The money involved in the Salinas case was pocket change compared to the $7 billion in suspected dirty money that passed from Russian banks through three accounts at the Bank of New York in 1999. Although investigators knew the Russian mafia had infiltrated the New York banking system, the extent of this operation surprised them. Still, they believe that the $7 billion is most likely a mere fraction of the money being laundered. The Russian Interior Ministry estimates that, in the period from 1994 to 1998 alone, criminals illegally transferred $50 to $250 billion out of Russia.
The laxity in federal oversight of the US’s banking system is evident in the findings of a recent one-year US senate investigation of two Citibank-owned offshore banks in the Bahamas and the Cayman Islands. The investigation disclosed that Citibank failed to close the Cayman Islands bank for 21 months after US Customs seized its funds as a part of a drug money laundering operation. Prosecutors charged that the Cayman Islands’ bank funneled $7.7 million from Mexico’s Juarez drug cartel through two Citibank accounts in New York. According to Senator Levin, Citibank’s “delayed reaction” helped its Bahamas shell company to move an additional $300 million through a New York account between the time of the seizure and the closure of the account in early 2000.
Did Citibank learn its lesson from the embarrassments? More to the point, has it begun to practice “due diligence?” Hardly. In January, the Wall Street Journal revealed that Joseph Estrada, the corrupt, ousted president of the Phillippines, used two Citibank bank accounts to take money from a local politician who ran an illegal gambling operation.
So, why have Citibank and other major US financial institutions been able to keep serving as the bagmen for criminal syndicates and corrupt foreign politicians? Start by taking a look at the US financial system. In reality, the US has two systems in place: one for Joe and Jane consumer and another one for the rich, who are allowed to take advantage of a special unit within banks known as the “private bank.”
According to information revealed during hearings of the US Senate Permanent Sub Committee on Investigations on “Private Banking and Money Laundering,” the larger private banks may handle as many as 100,000 clients, and a single private bank may have assets exceeding $100 billion. And these “private banks” don’t just operate in the US. The total worldwide assets currently being managed by “private banks” is estimated at $15.5 trillion, a figure that dwarfs the US’s Gross Domestic Product (GDP).
Such banks work hard as the bagmen for the individuals and institutions who are getting wealthy from globalization and the free hand multinationals have been given in the so-called New Economy. They serve as financial advisors, estate planners, credit sources, and investment managers for their rich clients.
How rich is rich? A prospective client must deposit a sum of $1 million or more to open an account in a “private bank.”
US bank regulators, who have been looking at the activities of “private banks” for some time, know there is a problem. In 1998, the US State Department, in its annual “International Narcotics Control Strategy Report,” noted that “private banking facilities continue to be vulnerable to money laundering.”

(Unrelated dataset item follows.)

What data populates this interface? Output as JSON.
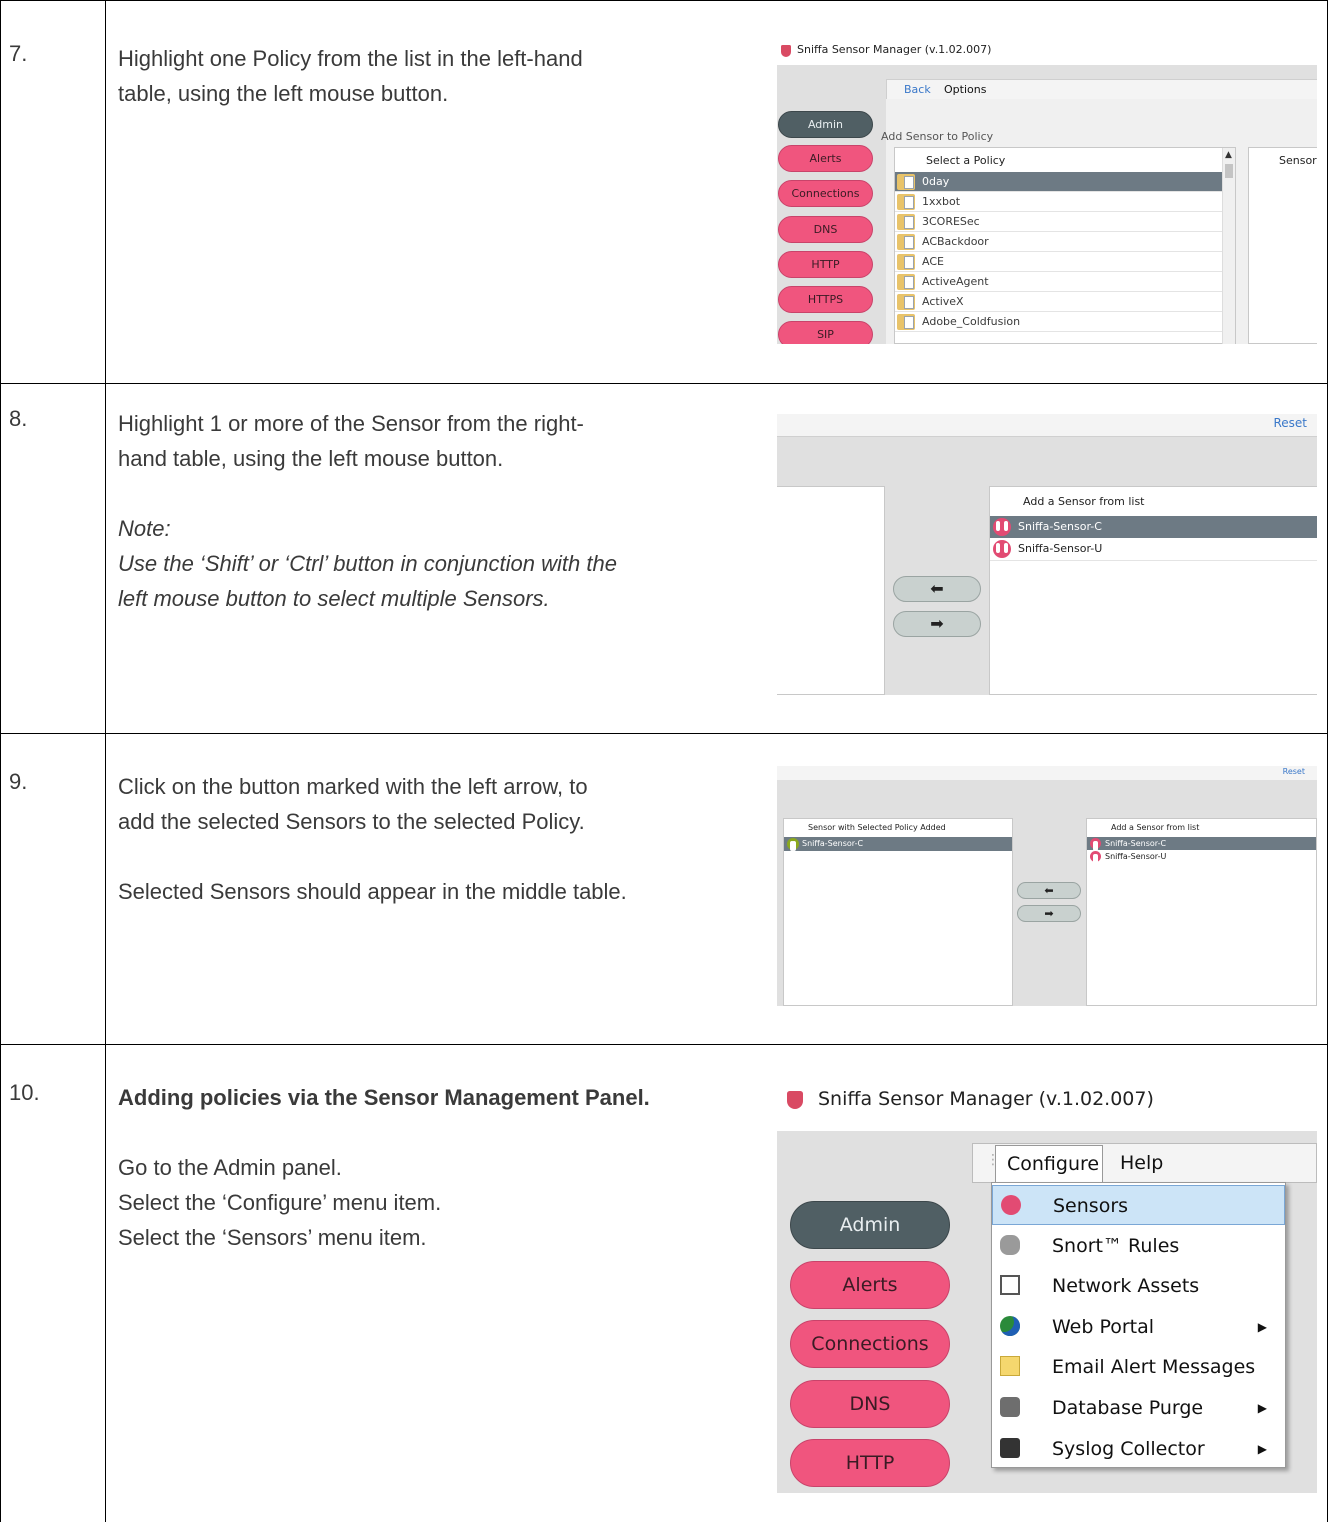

Multinational financial institutions also have been eager participants in criminal activity. For example, their “private banks” have routinely set up shell companies for clients to help them hide their identities.
Engaging in such activity is criminal. After all, under US laws, banks, whether the multinational or small town variety, are supposed to have adequate safeguards in place to screen and monitor their clients. Moreover, banking laws require that banks be “familiar with their customer’s money.”
But the US government and Congress have not moved aggressively to punish the multinational financial institutions that are making a sham of the War on Drugs. Our political leaders have settled for public scolding and investigations that lead to nowhere. Meanwhile, the new economic order continues to corrupt the US political process.